After enjoying John Peel's Record Box yesterday, I'm currently half watching at The Story of Pulp's Common People. It's quite diverting, if somewhat revisionist in its approach to the history of Pulp (implying that they had virtually no success before Common Pulp, when several of the singles off His 'n' Hers started to bring them to people's attention).
It does remind me a lot of late Summer '95, in that crucial time between leaving school and starting university, and in particular the release of possibly the greatest EP ever. It was August, and I was slumming it in the IT department of the county council. Pulp had already saved the summer by stepping in for the Stone Roses at Glastonbury, and bringing the 25th anniversary festival to a unifying conclusion. They were releasing their follow up, a double-A side: Mis-shapes, and Sorted for E's and Whizz. As was the trend at the time, there were a couple of versions released. The one I bought also had Parent-Teacher Association *and* Common People Live At Glastonbury on it. All that for 1.99 in the first week of release! ("Hatched in the minds of men, Who stack singles for one ninety-nine, Get the fucker in the chart!

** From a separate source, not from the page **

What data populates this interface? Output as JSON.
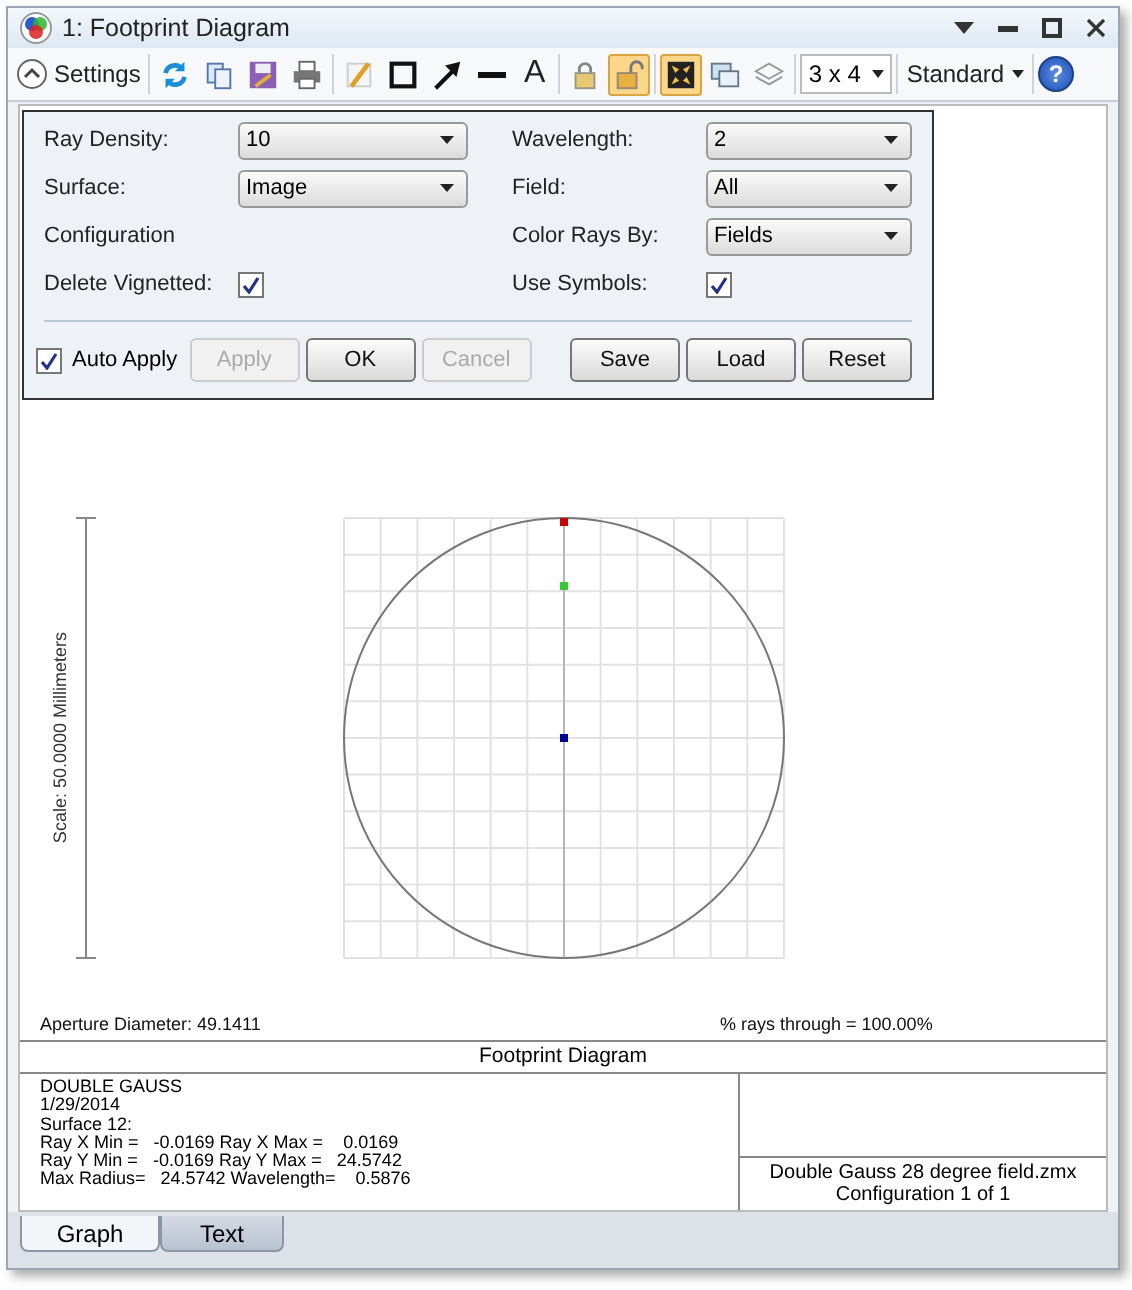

Charge three ninety-nine!" -- King Bing, Babybird). I'd say that was a better combination than pretty much anything else released ever. I must have played it over and over all summer, fifteen minutes of pure indie-pop perfection.
"Sorted" also attracted a mistaken controversy. Not least because of the cover design which featured instructions on how to fold your own "wrap". Of course, since there were multiple covers for the different versions, the one I had didn't feature this graphic. But it was enough for the Daily Mirror (apparently led by one "Kate Thornton") to proclaim boldly on their front page "Ban This Sick Stunt!" I remember eagerly watching the performance on Top Of The Pops (this was the end of the era when you would still watch Top of the Pops), which began with Jarvis reading the paper over his glasses, before tossing it casually to one side. One story is that Jarvis was originally quite upset by the fuss, after mishearing the last word of the headline.
Anyway, it was a single of its time. I never bought that many singles. The ones I did buy were carefully chosen, based on what I was most enthusiastic about at the time. And thanks to the wonders of modern technology, instead of gathering dust on a shelf three thousand miles away, I get to hear it quite regularlary on shuffle through my ever present winamp. And, of all the singles I own, those songs evoke those times -- particularly Sorted and Common People live at Glastonbury, bringing to mind two very different festival experiences. So, yes, best EP ever, as far as I'm concerned.